14 October, 2003
I have some questions about OrthoEvra (hormonal contraceptive patch) and NuvaRing (hormonal contraceptive vaginal ring).
1 – The ring must be in place for 7 days before it is effective; therefore, it must be inserted no later than nightfall after a hefsek, meaning it will be in place during shiva neki’em. I believe (though I’m not certain) that it is medically preferable to leave it in place, but it can be rinsed and put back in after being out of the body for a short time without losing effectiveness. I have no idea whether doing so repeatedly (once or twice a day for a week) has a worse effect. Should the ring be removed to perform each bedikah of that week, or should it be left in place?
2 – Is the ring a chatzitzah for the purposes of mikvah immersion? If the answer is generally “no,” under what circumstances would it have to be considered a chatzitzah?
3 – Can either of these methods be used to establish a veset kavua as with oral contraceptives?
The ring is technically easier to remove and replace than the patch. The patch, and all the glue, need to be removed prior to mikveh immersion. To the best of our knowledge, according to the ORTHO EVRA package insert, a woman can put the original patch back on after immersion only if it is clean and still sticky. Otherwise, she should use a new patch. Please check your package insert to confirm. The patch does not interfere with bedikot.
In order to be effective contraception, the ring is inserted seven days after the removal of the previous ring, regardless of where in the cycle you are.

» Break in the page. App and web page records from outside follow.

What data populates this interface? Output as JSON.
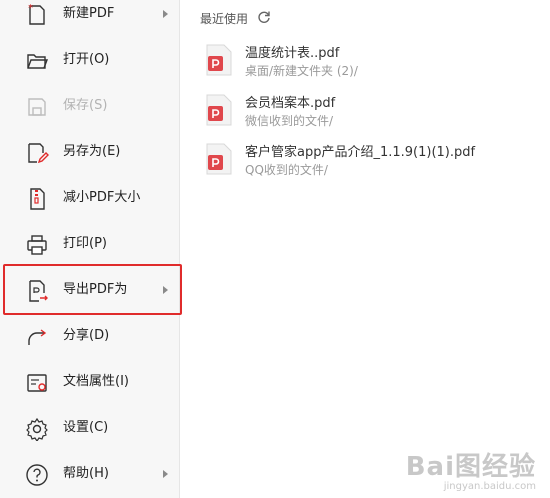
{
  "menu": {
    "items": [
      {
        "label": "新建PDF",
        "icon": "new-pdf-icon",
        "submenu": true,
        "enabled": true
      },
      {
        "label": "打开(O)",
        "icon": "folder-open-icon",
        "submenu": false,
        "enabled": true
      },
      {
        "label": "保存(S)",
        "icon": "save-icon",
        "submenu": false,
        "enabled": false
      },
      {
        "label": "另存为(E)",
        "icon": "save-as-icon",
        "submenu": false,
        "enabled": true
      },
      {
        "label": "减小PDF大小",
        "icon": "compress-pdf-icon",
        "submenu": false,
        "enabled": true
      },
      {
        "label": "打印(P)",
        "icon": "printer-icon",
        "submenu": false,
        "enabled": true
      },
      {
        "label": "导出PDF为",
        "icon": "export-pdf-icon",
        "submenu": true,
        "enabled": true
      },
      {
        "label": "分享(D)",
        "icon": "share-icon",
        "submenu": false,
        "enabled": true
      },
      {
        "label": "文档属性(I)",
        "icon": "doc-properties-icon",
        "submenu": false,
        "enabled": true
      },
      {
        "label": "设置(C)",
        "icon": "gear-icon",
        "submenu": false,
        "enabled": true
      },
      {
        "label": "帮助(H)",
        "icon": "help-icon",
        "submenu": true,
        "enabled": true
      }
    ],
    "highlighted": "导出PDF为"
  },
  "recent": {
    "title": "最近使用",
    "files": [
      {
        "name": "温度统计表..pdf",
        "path": "桌面/新建文件夹 (2)/"
      },
      {
        "name": "会员档案本.pdf",
        "path": "微信收到的文件/"
      },
      {
        "name": "客户管家app产品介绍_1.1.9(1)(1).pdf",
        "path": "QQ收到的文件/"
      }
    ]
  },
  "colors": {
    "accent_red": "#e02b2b",
    "pdf_red": "#e0474c",
    "menu_bg": "#f7f7f7"
  },
  "watermark": {
    "main": "Bai图经验",
    "sub": "jingyan.baidu.com"
  }
}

The ring should be removed prior to mikveh immersion as a potential chatzitzah. (If it is inadvertently left in for immersion, a halachic question should be asked.) The ring should be removed for the hefsek taharah. Some authorities, including our halachic supervisor Rav Yehuda Henkin, also recommend removing the ring in order to perform one bedikah each on days one and seven of the shivah neki’im. The ring is rather mobile, so for other bedikot it can be removed or pushed to the side as you go around it. According to the manufacturer, the ring can be out for up to three hours without affecting efficacy. Therefore, removing it for the above purposes should not impair its efficacy.
Establishing a veset after taking off the patch or taking out the ring is halachically similar to establishing one after stopping the active pills in a package of oral contraceptive pills. There is a difference of opinion as to how to proceed in this case (see Hormonally controlled vestot). If to date you have counted your veset based on the interval from cessation of the pill, you can do the same after taking out the ring or taking off the patch. Thus, if you start your period every month at a consistent interval after cessation, then you can establish a veset kavua similar to that established by the cessation of the active pills of oral contraception.
This internet service does not preclude, override or replace the psak of any rabbinical authority. It is the responsibility of the questioner to inform us of any previous consultation or ruling. As even slight variation in circumstances may have Halachic consequences, views expressed concerning one case may not be applied to other, seemingly similar cases. All health and health-related information contained within Nishmat's Women's Health & Halacha Web site is intended to be general in nature and should not be used as a substitute for consulting with your health care professional. The advice is intended to offer a basis for individuals to discuss their medical condition with their health care provider but not individual advice. Although every effort is made to ensure that the material within Nishmat's Women's Health & Halacha Web site is accurate and timely, it is provided for the convenience of the Web site user but should not be considered official. Advice for actual medical practice should be obtained from a licensed health care professional.
For further questions or comments:
The Nishmat Women's Health and Halacha Site is a public service of Nishmat, The Jeanie Schottenstein Center for Advanced Torah Study for Women. This project and others like it are made possible by contributions from people like you. If you have benefited from the service, and wish to enable us to help others, click here to donate.
Users of Internet filtering services: This site discusses sensitive subjects that some services filter without visual indication. A page that appears 100% complete might actually be missing critical Jewish-law or medical information. To ensure that you view the pages accurately, ask the filtering service to whitelist all pages under yoatzot.org.